Which brings us to the present. The senators have been pressing Thomas’s lawyer, Elliot Berke, to provide additional detail on the forgiven loan, and last month, Berke responded with a letter. But once again, the letter—which TNR viewed—offered little additional clarity. It said Thomas “made all payments” on a “regular basis until the terms of the agreement were satisfied in full” and that he’s complied with judicial disclosure requirements.

That avoids detailing what those terms were, whether the payments were merely for interest—as opposed to paying off the loan’s principal—and whether the arrangement ended up forgiving much or all of that principal. If so, it would functionally constitute a large chunk of taxable income, Wyden argued.

“This raises the question of whether this justice is in compliance with federal tax law, which requires a disclosure of forgiven debt and taxable income,” Wyden told me. “The central question is: Did he ever repay the principal?”

The senators’ new letter demands more information on all those fronts. Berke, Thomas’s lawyer, didn’t respond to a request for comment.

This raises important issues even if there is no suggestion whatsoever that this particular money impacted any Thomas rulings or that Welters himself had any business before the court. We should expect such transparency from judges because we deserve to know what sort of financial interests could conceivably motivate those who issue rulings that shape our lives, and because judges should serve as models of upholding rules and laws upon which the integrity of the system rests, notes Stephen Vladeck, a law professor at the University of Texas at Austin.

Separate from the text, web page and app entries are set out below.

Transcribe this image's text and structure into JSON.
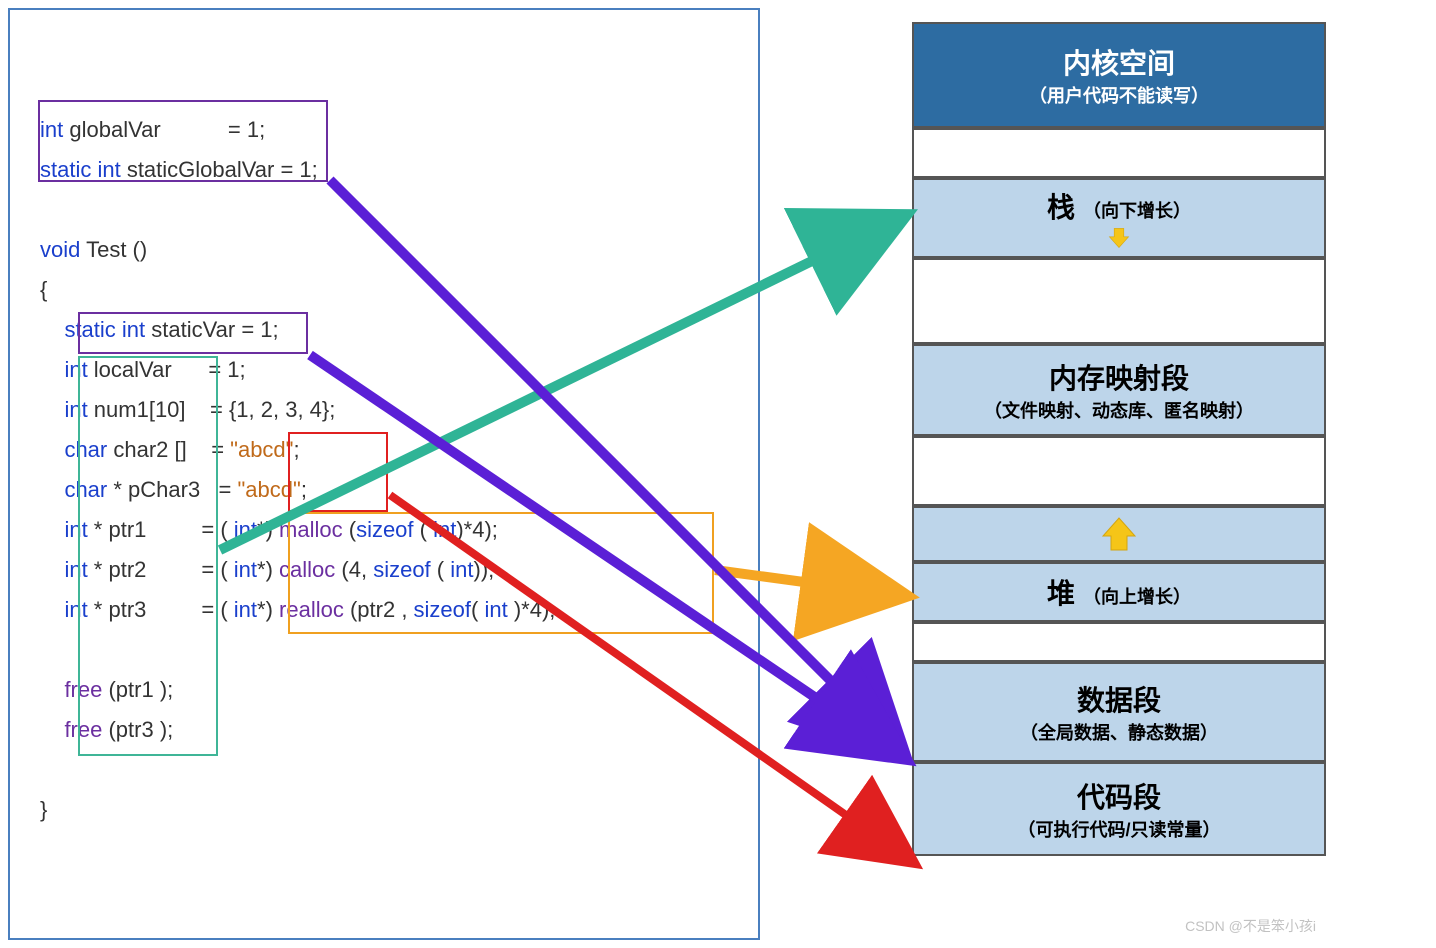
{
  "memory": {
    "kernel_title": "内核空间",
    "kernel_sub": "（用户代码不能读写）",
    "stack_title": "栈",
    "stack_sub": "（向下增长）",
    "mmap_title": "内存映射段",
    "mmap_sub": "（文件映射、动态库、匿名映射）",
    "heap_title": "堆",
    "heap_sub": "（向上增长）",
    "data_title": "数据段",
    "data_sub": "（全局数据、静态数据）",
    "code_title": "代码段",
    "code_sub": "（可执行代码/只读常量）"
  },
  "code": {
    "l1_kw": "int ",
    "l1_var": "globalVar          ",
    "l1_eq": " = 1;",
    "l2_kw": "static int ",
    "l2_var": "staticGlobalVar",
    "l2_eq": " = 1;",
    "l3_kw": "void ",
    "l3_var": "Test ()",
    "l4": "{",
    "l5_kw": "    static int ",
    "l5_var": "staticVar",
    "l5_eq": " = 1;",
    "l6_kw": "    int ",
    "l6_var": "localVar     ",
    "l6_eq": " = 1;",
    "l7_kw": "    int ",
    "l7_var": "num1[10]   ",
    "l7_eq": " = {1, 2, 3, 4};",
    "l8_kw": "    char ",
    "l8_var": "char2 []   ",
    "l8_eq": " = ",
    "l8_str": "\"abcd\"",
    "l8_end": ";",
    "l9_kw": "    char ",
    "l9_var": "* pChar3  ",
    "l9_eq": " = ",
    "l9_str": "\"abcd\"",
    "l9_end": ";",
    "l10_kw": "    int ",
    "l10_var": "* ptr1        ",
    "l10_eq": " = ( ",
    "l10_cast": "int",
    "l10_eq2": "*) ",
    "l10_fn": "malloc ",
    "l10_p1": "(",
    "l10_so": "sizeof ",
    "l10_p2": "( ",
    "l10_t": "int",
    "l10_end": ")*4);",
    "l11_kw": "    int ",
    "l11_var": "* ptr2        ",
    "l11_eq": " = ( ",
    "l11_cast": "int",
    "l11_eq2": "*) ",
    "l11_fn": "calloc ",
    "l11_p": "(4, ",
    "l11_so": "sizeof ",
    "l11_p2": "( ",
    "l11_t": "int",
    "l11_end": "));",
    "l12_kw": "    int ",
    "l12_var": "* ptr3        ",
    "l12_eq": " = ( ",
    "l12_cast": "int",
    "l12_eq2": "*) ",
    "l12_fn": "realloc ",
    "l12_p": "(ptr2 , ",
    "l12_so": "sizeof",
    "l12_p2": "( ",
    "l12_t": "int ",
    "l12_end": ")*4);",
    "l13_fn": "    free ",
    "l13_p": "(ptr1 );",
    "l14_fn": "    free ",
    "l14_p": "(ptr3 );",
    "l15": "}"
  },
  "watermark": "CSDN @不是笨小孩i",
  "colors": {
    "arrow_green": "#2fb496",
    "arrow_orange": "#f5a623",
    "arrow_purple": "#5b1fd6",
    "arrow_red": "#e02020",
    "arrow_yellow": "#f5c518"
  }
}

“We subject all federal judges—including the justices—to financial disclosure rules because we are worried about even the appearance that they are deciding cases in ways that are consistent with their financial interests,” Vladeck said, stressing that the Democrats are raising legitimate questions about Thomas.

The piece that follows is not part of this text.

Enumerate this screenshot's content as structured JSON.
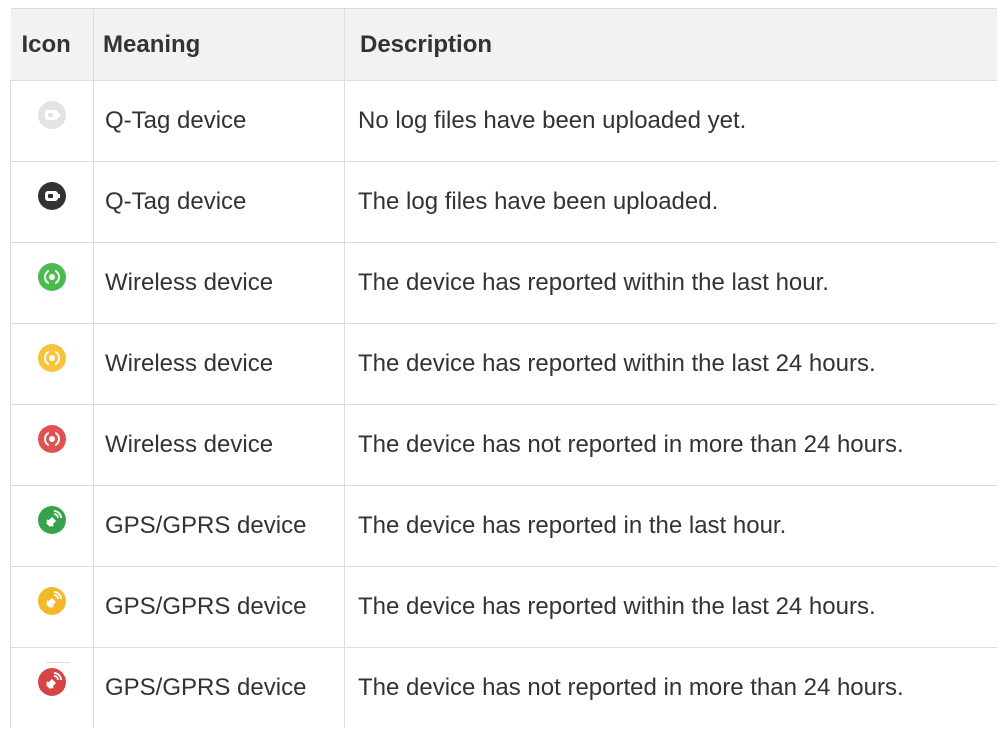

“We want judges and justices who are participating in the system and not subverting it,” Vladeck added, and thus “lead by example.”

After ProPublica revealed that Thomas accepted an extraordinary array of luxury trips and vacations from billionaire and Republican megadonor Harlan Crow without disclosing them, Thomas defended his conduct. He claimed that “colleagues” advised him that “hospitality from close personal friends” is “not reportable,” but ethics experts sharply dispute this and insist such disclosure is required.

That aside, as The New Republic’s Matt Ford argues, Thomas has made it clear he views all this mainly as a public relations problem and demonstrates little concern for any need to demonstrate ethical propriety, thus making him partly responsible for the questions and the “nastiness” that continue to dog him.

Wyden seconds the point. Thomas could simply be more forthcoming about the R.V. loan, he says, thus demonstrating both that he respects the need to maintain appearances and that he’s in compliance with income tax filing requirements.

“We’re giving the justice the opportunity to clear this huge mess up,” Wyden told me. “Nobody in this country is above the law. Not even Supreme Court justices.”